TO DO = To complete the exercise, repeat every record exactly as it stands.

___ TASK INPUTS ___

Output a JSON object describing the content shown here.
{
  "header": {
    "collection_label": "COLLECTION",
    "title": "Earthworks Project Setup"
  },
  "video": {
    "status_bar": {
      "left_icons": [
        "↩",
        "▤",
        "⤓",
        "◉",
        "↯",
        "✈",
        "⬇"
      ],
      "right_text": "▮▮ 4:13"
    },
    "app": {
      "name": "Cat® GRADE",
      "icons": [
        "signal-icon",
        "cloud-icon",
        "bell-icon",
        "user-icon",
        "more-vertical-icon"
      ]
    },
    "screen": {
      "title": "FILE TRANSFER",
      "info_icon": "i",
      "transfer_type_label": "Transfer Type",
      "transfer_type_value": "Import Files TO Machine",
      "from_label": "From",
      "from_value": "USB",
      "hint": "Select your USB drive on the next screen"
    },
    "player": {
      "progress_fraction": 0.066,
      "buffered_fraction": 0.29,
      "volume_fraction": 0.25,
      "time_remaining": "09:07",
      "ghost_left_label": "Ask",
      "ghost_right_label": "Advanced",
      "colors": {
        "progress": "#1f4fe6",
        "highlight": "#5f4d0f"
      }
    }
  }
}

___

EXERCISE ANSWER =
Output a JSON object describing the content shown here.
{
  "header": {
    "collection_label": "COLLECTION",
    "title": "Earthworks Project Setup"
  },
  "video": {
    "status_bar": {
      "left_icons": [
        "↩",
        "▤",
        "⤓",
        "◉",
        "↯",
        "✈",
        "⬇"
      ],
      "right_text": "▮▮ 4:13"
    },
    "app": {
      "name": "Cat® GRADE",
      "icons": [
        "signal-icon",
        "cloud-icon",
        "bell-icon",
        "user-icon",
        "more-vertical-icon"
      ]
    },
    "screen": {
      "title": "FILE TRANSFER",
      "info_icon": "i",
      "transfer_type_label": "Transfer Type",
      "transfer_type_value": "Import Files TO Machine",
      "from_label": "From",
      "from_value": "USB",
      "hint": "Select your USB drive on the next screen"
    },
    "player": {
      "progress_fraction": 0.066,
      "buffered_fraction": 0.29,
      "volume_fraction": 0.25,
      "time_remaining": "09:07",
      "ghost_left_label": "Ask",
      "ghost_right_label": "Advanced",
      "colors": {
        "progress": "#1f4fe6",
        "highlight": "#5f4d0f"
      }
    }
  }
}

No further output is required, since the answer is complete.